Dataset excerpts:
################
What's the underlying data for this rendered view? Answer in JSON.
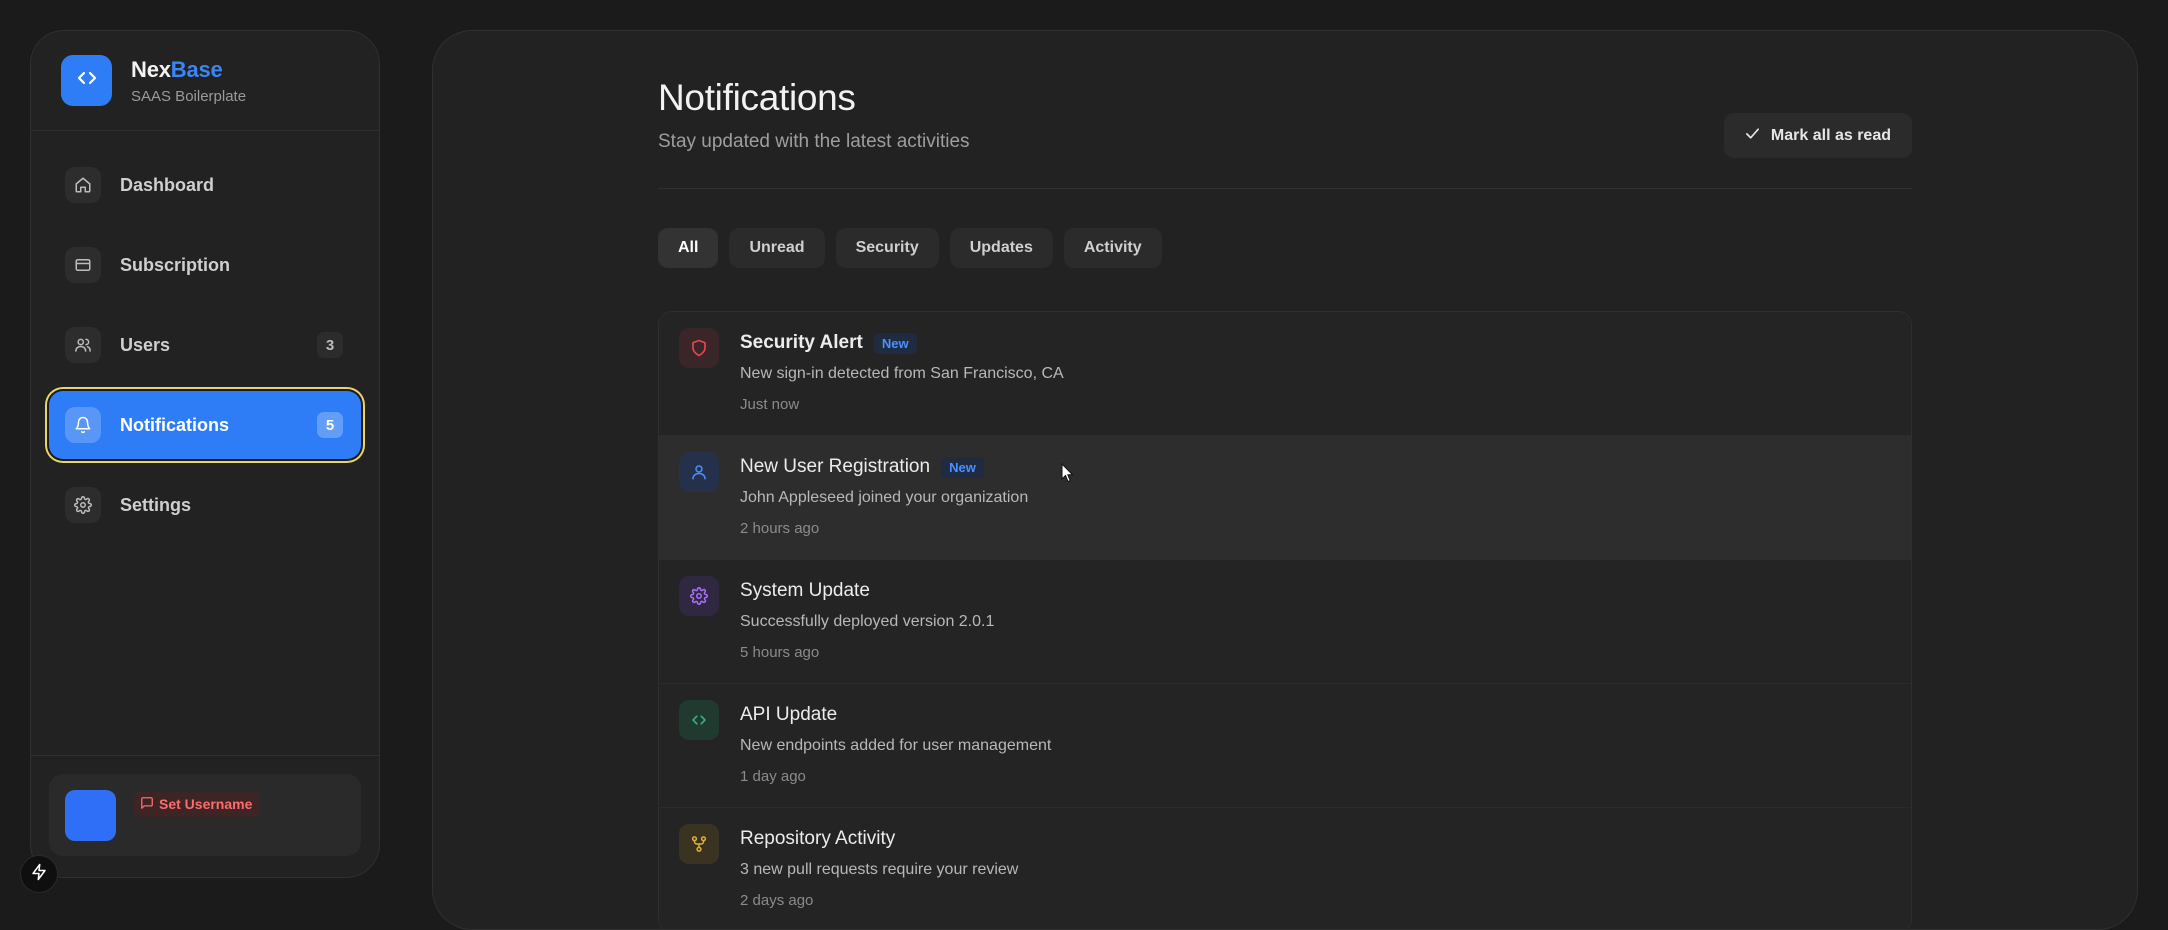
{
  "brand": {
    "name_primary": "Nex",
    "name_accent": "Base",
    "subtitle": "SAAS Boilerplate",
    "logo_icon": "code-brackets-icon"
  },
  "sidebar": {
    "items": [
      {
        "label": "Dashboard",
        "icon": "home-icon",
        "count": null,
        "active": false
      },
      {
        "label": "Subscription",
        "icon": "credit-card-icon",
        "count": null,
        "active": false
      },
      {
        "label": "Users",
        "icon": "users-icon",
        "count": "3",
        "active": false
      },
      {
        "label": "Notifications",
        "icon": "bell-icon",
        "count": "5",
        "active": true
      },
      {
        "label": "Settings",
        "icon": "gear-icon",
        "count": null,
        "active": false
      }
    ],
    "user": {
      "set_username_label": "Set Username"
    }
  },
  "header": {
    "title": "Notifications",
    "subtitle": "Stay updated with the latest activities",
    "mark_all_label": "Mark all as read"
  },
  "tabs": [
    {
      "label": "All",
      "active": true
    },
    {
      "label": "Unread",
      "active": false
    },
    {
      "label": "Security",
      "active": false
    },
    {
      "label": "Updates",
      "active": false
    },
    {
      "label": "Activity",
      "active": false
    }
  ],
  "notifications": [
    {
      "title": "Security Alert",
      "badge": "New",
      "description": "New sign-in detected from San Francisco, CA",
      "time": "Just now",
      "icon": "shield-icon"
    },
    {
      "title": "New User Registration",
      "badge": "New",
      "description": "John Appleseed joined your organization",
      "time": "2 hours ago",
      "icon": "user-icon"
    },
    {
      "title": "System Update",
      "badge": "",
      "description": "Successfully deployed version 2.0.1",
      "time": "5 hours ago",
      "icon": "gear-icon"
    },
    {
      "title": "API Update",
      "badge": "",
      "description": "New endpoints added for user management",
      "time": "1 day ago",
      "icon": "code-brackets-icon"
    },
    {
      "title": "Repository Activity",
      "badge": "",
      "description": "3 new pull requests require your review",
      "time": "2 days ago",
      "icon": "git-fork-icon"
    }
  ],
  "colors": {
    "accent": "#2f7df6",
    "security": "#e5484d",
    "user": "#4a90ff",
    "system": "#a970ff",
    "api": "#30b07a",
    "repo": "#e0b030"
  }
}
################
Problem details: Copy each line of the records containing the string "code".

Result of the exercise:
    "logo_icon": "code-brackets-icon"
      "icon": "code-brackets-icon"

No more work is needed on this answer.